Today is World Health Day, a global health awareness day with this year’s focus on the chronic disease (Type 1, Type 2 and gestational) which affects millions around the world. In Australia, between 5% and 10% of pregnant women will develop gestational diabetes.
As recalled by mum to miracle baby, Kenahdy (pictured):
“We had tried to fall pregnant for 3 years and at 21 weeks I was hospitalised for high blood pressure and protein in my urine. I was also diagnosed with gestational diabetes. At 38 weeks, we were induced.
Once born she was unresponsive, I remember the fear that came over me knowing that she wasn't breathing.
The next morning her breathing seemed better however her sugar levels were very low. She was lethargic and refusing to feed. My husband and I struggled to come to terms with how quickly this was all happening. She was then put into the NICU dependency unit as her levels were peaking and jaundice had also set in. Her little arms wouldn't allow a cannula in any longer and the IV was inserted through her belly button and then her scalp.
Emotionally, it was devastating for my husband and I. Just a few days short of 4 weeks, we were able to go home.”
Gestational diabetes is a condition of abnormally raised blood sugar levels (also called ‘glucose intolerance’ or ‘hyperglycaemia’) during pregnancy.
Typically, women with gestational diabetes have no warning signs but some may experience symptoms such as increased thirst, increased urination, tiredness, nausea and vomiting, bladder infections, yeast infections, sugar in their urine, blurred vision and mood changes.
Gestational diabetes is serious and detection is vital so it is common for all pregnant women in Australia to be offered a glucose test around 26-28 weeks of pregnancy. As it is a condition that occurs only during pregnancy, it is not the same as having pre-existing diabetes throughout a pregnancy with the condition usually disappearing once the baby is born. A history of gestational diabetes, however, can increase a woman’s and the baby’s risk of developing type 2 diabetes later in life.
The extra glucose in a mothers bloodstream crosses the placenta triggering the unborn baby's pancreas to make extra insulin. This can cause the baby to grow too big. Around 30% of women with gestational diabetes deliver larger than average babies and because of this, are more likely to require intervention during labour such as a caesarean birth. Other potential problems for the baby include birth defects, premature birth and jaundice during the first 28 days. Premature birth also puts a newborn at risk of both short term and long term health issues.

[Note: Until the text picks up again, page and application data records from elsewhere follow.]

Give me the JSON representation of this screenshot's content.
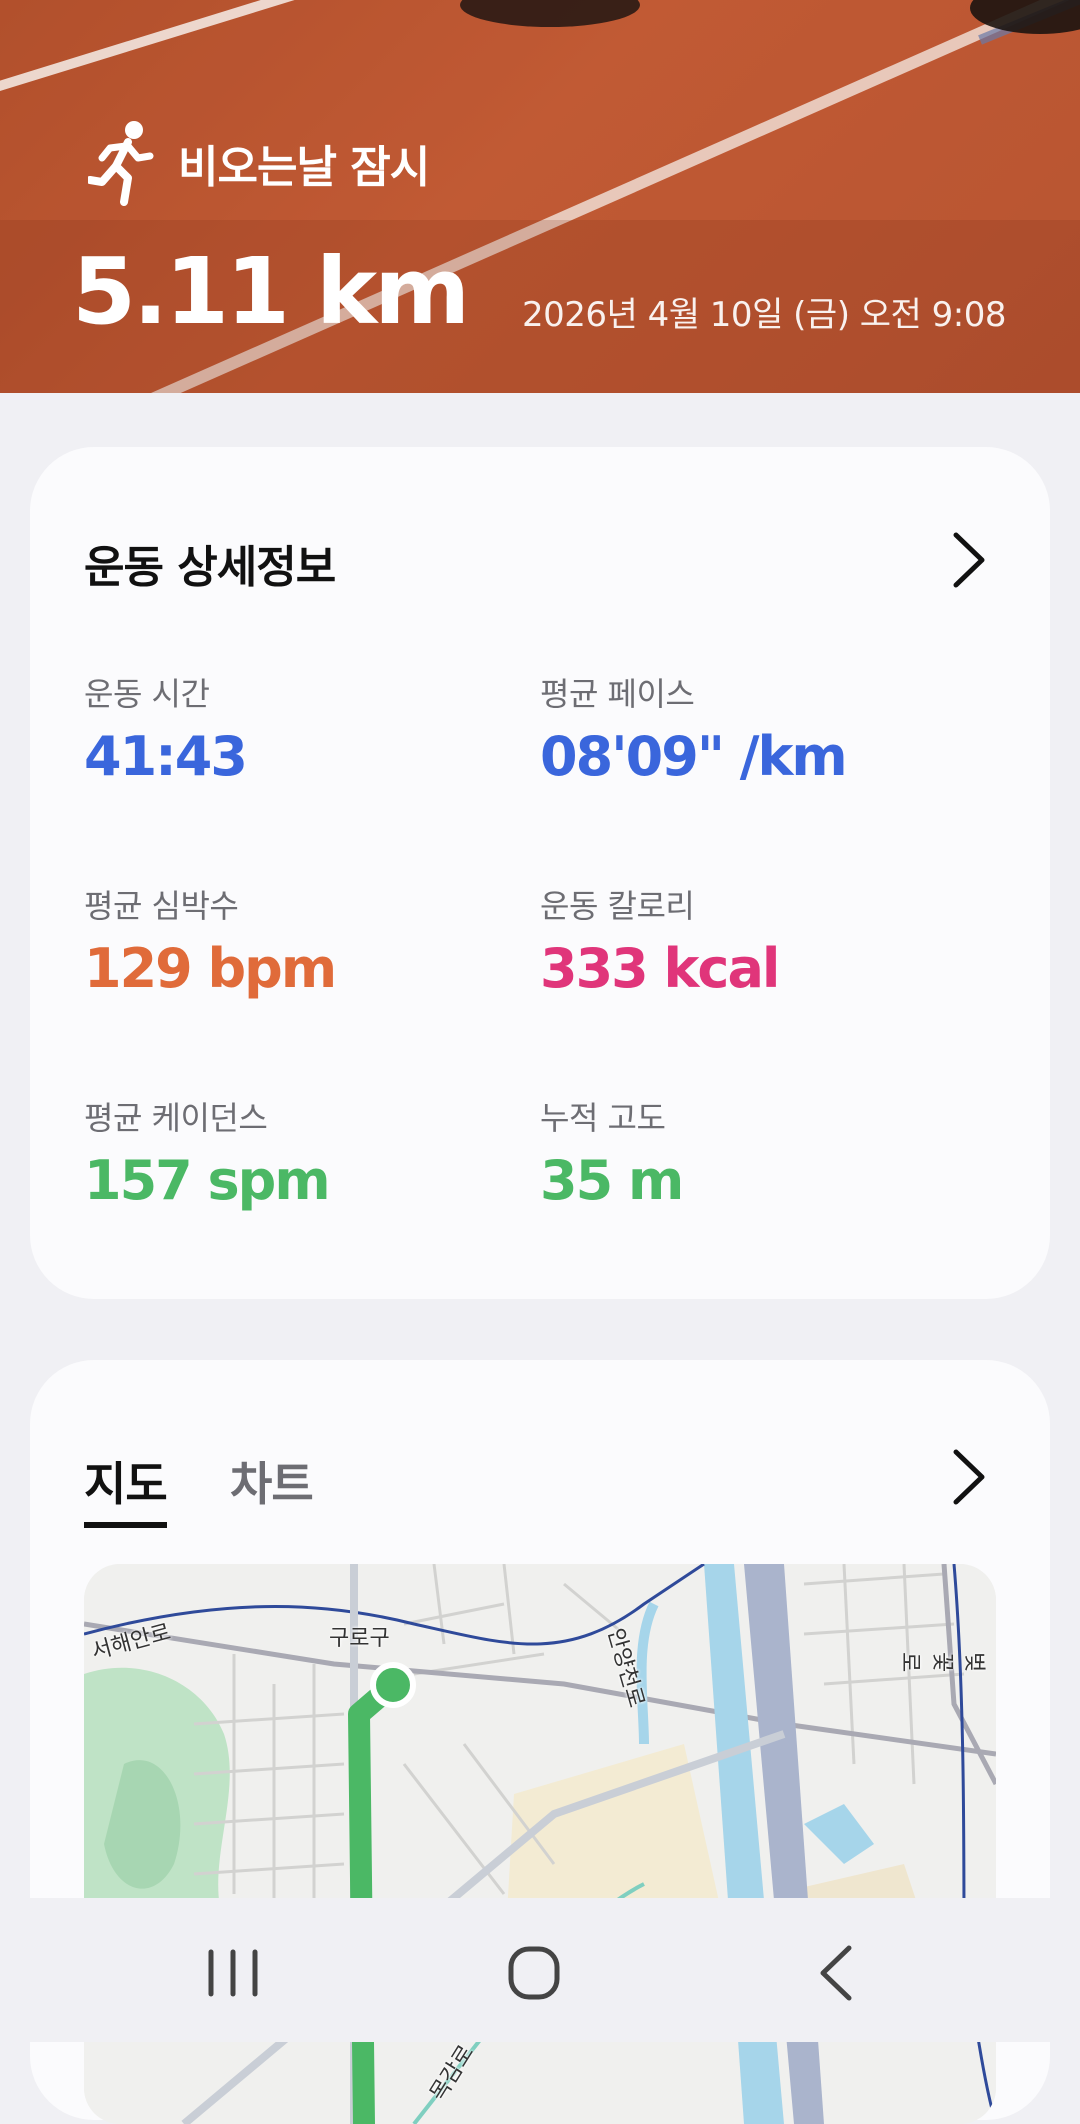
{
  "hero": {
    "activity_icon": "running-person-icon",
    "title": "비오는날 잠시",
    "distance": "5.11 km",
    "datetime": "2026년 4월 10일 (금) 오전 9:08"
  },
  "details": {
    "title": "운동 상세정보",
    "chevron_icon": "chevron-right-icon",
    "metrics": [
      {
        "label": "운동 시간",
        "value": "41:43",
        "color": "#3a66dc"
      },
      {
        "label": "평균 페이스",
        "value": "08'09\" /km",
        "color": "#3a66dc"
      },
      {
        "label": "평균 심박수",
        "value": "129 bpm",
        "color": "#e06b3a"
      },
      {
        "label": "운동 칼로리",
        "value": "333 kcal",
        "color": "#e0357a"
      },
      {
        "label": "평균 케이던스",
        "value": "157 spm",
        "color": "#4bb865"
      },
      {
        "label": "누적 고도",
        "value": "35 m",
        "color": "#4bb865"
      }
    ]
  },
  "map_card": {
    "tabs": [
      {
        "label": "지도",
        "selected": true
      },
      {
        "label": "차트",
        "selected": false
      }
    ],
    "chevron_icon": "chevron-right-icon",
    "map_labels": {
      "road1": "서해안로",
      "district": "구로구",
      "stream": "안양천로",
      "road2": "목감로",
      "road3": "벚꽃로",
      "contour": "100m"
    },
    "route_color": "#4bb865"
  },
  "navbar": {
    "recent_icon": "recent-apps-icon",
    "home_icon": "home-icon",
    "back_icon": "back-icon"
  }
}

Ways you can help reduce your risk:
Check your risk of diabetes with your doctor and work together to build a plan that is right for you and your baby.
Manage your weight before falling pregnant and develop healthy eating habits you can take into your pregnancy.
Keep active. Exercising regularly before pregnant can help reduce your risk of developing gestational diabetes during pregnancy and once pregnant work with your doctors on an exercise plan that is safe for you and your baby.
Limit alcohol intake before falling pregnant, stopping altogether during pregnancy.
Quit smoking before falling pregnant. Smokers are twice as likely to develop diabetes as non-smokers.
Choosing to express and/or breastfeed your baby. It is now widely accepted that being breastfed helps protect babies from becoming overweight or obese later in life and breastfeeding can lower the risk of a mother with gestational diabetes of developing type 2 diabetes.
Not only will these help care for your unborn baby but it will also help take care of a very important person - their mother.
World Health Day is a global health awareness day, sponsored by the World Health Organisation (WHO), acknowledged by various governments and non-government organisations, which are directly and indirectly involved with public health issues.
The theme for 2016 is Diabetes : There are 3 types of diabetes, type 1, type 2 and gestational. Diabetes results from elevated levels of blood glucose (blood sugar) and occurs when your pancreas does not produce enough insulin, or cannot utilise the insulin it produces. Insulin, is the hormone which regulates blood sugar, providing the energy we need to live. Blood sugar levels can grow to harmful levels if insulin cannot enter the cells to be burned as energy and thus can lead to damage to your major organs, causing heart attacks, strokes, kidney failure, nerve damage and blindness. It can also significantly impact the health of a mother and her unborn baby.
Miracle Babies Foundation is Australia's leading organisation aiming to provide better outcomes for newborns, and their families, challenged by prematurity and sickness.